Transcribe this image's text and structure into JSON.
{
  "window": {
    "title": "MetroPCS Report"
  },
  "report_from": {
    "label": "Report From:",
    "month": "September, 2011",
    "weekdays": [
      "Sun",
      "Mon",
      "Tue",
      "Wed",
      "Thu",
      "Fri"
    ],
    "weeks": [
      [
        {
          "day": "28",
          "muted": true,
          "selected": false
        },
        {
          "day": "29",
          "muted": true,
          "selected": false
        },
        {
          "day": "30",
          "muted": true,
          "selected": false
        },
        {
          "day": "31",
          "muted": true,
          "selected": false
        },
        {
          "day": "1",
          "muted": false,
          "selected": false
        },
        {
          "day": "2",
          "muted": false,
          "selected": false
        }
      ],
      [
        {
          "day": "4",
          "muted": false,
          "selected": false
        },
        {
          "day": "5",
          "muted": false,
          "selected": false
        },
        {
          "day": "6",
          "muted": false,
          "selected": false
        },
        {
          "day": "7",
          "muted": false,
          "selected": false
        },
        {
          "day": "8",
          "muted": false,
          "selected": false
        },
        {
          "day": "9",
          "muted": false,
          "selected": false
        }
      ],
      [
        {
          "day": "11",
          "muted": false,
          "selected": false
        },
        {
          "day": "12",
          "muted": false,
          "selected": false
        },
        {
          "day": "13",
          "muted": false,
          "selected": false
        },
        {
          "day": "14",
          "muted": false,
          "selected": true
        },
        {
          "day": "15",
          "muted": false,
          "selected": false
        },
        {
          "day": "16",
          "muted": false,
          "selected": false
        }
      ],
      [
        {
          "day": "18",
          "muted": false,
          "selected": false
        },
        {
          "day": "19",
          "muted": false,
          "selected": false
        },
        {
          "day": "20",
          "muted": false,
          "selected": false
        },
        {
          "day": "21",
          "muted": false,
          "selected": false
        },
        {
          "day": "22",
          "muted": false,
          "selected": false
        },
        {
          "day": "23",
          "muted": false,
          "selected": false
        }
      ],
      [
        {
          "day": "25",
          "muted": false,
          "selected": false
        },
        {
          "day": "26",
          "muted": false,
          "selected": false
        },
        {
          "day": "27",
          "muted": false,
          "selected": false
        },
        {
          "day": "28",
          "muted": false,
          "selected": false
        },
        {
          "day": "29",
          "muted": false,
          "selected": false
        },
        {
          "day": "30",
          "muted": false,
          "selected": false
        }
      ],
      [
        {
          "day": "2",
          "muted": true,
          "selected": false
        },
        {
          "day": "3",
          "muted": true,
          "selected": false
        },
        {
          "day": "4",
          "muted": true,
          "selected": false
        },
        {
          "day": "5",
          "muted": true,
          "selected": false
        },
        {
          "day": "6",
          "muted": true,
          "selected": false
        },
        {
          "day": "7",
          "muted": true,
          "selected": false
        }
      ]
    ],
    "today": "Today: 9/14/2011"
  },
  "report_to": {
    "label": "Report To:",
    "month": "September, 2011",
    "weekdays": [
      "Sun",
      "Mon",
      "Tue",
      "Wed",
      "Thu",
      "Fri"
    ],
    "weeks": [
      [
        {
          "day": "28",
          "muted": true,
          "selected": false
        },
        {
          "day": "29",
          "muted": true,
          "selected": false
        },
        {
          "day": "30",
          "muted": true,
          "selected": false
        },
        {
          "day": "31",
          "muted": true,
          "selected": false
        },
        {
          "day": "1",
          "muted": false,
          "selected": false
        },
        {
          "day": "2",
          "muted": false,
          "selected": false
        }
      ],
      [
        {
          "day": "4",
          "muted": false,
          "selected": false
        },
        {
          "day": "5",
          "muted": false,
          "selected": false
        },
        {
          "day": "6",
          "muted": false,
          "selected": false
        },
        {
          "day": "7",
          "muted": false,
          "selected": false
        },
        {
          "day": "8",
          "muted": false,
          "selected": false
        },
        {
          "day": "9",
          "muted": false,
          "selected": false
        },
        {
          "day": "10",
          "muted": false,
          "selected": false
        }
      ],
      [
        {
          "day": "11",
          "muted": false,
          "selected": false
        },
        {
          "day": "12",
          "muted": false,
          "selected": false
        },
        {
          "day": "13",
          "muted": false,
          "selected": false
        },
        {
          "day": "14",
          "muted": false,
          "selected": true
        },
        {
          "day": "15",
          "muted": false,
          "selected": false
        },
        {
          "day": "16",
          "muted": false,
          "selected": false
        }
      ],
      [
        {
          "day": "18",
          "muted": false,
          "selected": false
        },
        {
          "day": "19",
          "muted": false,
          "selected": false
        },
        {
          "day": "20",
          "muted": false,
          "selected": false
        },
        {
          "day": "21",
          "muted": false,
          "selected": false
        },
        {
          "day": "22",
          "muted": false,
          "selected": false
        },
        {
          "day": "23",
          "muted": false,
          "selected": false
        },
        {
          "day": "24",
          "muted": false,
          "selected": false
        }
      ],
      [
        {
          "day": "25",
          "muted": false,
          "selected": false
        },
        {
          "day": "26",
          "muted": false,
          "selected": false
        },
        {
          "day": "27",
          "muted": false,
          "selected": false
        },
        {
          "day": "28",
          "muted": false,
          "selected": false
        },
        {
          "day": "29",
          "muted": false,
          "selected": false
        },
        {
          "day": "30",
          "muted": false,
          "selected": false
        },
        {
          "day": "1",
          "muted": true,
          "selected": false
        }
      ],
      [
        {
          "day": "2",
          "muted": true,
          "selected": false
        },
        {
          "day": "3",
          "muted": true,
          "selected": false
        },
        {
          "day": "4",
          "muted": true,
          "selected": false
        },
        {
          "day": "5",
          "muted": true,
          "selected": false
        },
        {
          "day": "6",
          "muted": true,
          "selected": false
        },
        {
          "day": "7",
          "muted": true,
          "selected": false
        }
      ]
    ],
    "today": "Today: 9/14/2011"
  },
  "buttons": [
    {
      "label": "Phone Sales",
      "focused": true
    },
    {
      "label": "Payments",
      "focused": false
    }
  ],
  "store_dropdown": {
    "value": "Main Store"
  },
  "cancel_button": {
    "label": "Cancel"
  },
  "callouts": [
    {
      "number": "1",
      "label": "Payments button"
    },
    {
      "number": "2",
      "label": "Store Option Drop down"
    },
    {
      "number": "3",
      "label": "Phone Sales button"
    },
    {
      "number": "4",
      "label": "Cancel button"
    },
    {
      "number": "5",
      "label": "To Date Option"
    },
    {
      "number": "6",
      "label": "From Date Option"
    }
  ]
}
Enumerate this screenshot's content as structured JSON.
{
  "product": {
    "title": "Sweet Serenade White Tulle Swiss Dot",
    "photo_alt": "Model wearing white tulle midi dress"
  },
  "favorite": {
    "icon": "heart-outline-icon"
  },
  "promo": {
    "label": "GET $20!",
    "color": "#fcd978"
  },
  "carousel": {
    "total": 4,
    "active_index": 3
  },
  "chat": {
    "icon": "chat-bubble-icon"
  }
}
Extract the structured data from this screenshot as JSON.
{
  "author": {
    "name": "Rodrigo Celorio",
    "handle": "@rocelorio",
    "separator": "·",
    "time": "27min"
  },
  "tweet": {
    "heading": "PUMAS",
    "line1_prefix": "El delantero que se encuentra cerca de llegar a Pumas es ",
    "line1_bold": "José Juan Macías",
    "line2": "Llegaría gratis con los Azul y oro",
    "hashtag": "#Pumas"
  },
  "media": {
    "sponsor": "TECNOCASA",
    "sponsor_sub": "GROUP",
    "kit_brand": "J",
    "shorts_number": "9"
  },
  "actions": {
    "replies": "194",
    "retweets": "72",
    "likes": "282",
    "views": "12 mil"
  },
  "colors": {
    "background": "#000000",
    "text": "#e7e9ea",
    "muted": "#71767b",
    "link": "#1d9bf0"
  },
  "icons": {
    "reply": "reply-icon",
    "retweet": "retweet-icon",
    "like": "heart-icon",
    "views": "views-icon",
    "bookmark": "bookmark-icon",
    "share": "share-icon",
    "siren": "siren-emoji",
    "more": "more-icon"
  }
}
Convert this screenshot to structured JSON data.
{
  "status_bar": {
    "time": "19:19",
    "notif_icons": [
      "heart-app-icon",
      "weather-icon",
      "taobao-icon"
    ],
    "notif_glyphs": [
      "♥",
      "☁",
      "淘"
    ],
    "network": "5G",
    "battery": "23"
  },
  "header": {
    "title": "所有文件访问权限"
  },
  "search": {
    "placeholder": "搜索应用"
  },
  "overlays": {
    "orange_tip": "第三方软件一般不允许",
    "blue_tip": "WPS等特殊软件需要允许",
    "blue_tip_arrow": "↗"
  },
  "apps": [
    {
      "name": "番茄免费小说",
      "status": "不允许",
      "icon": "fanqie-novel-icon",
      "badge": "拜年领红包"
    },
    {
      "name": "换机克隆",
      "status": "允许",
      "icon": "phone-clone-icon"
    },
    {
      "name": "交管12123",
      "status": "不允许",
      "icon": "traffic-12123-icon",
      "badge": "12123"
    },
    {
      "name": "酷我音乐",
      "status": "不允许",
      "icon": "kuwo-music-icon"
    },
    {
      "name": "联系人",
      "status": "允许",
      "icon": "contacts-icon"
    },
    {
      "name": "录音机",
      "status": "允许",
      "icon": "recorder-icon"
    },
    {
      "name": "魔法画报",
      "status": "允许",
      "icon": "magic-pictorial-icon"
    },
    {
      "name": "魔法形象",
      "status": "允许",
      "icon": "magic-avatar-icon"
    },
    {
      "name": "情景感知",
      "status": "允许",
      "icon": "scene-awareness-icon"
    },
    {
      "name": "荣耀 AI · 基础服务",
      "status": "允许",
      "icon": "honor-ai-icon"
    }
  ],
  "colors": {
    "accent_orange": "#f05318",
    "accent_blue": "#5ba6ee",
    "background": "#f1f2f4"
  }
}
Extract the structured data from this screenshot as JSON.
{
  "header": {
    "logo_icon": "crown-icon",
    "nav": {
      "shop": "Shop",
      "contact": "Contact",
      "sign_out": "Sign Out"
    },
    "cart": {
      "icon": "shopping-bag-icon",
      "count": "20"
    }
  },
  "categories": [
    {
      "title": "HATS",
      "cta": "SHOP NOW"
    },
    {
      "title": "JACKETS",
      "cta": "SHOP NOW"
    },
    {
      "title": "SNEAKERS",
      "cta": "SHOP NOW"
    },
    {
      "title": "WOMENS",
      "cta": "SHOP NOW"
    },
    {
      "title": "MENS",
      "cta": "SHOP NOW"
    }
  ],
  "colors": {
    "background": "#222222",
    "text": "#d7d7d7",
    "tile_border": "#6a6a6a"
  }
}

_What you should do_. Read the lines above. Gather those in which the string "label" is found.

_Solution below_.
    "label": "Report From:",
    "label": "Report To:",
      "label": "Phone Sales",
      "label": "Payments",
    "label": "Cancel"
      "label": "Payments button"
      "label": "Store Option Drop down"
      "label": "Phone Sales button"
      "label": "Cancel button"
      "label": "To Date Option"
      "label": "From Date Option"
    "label": "GET $20!",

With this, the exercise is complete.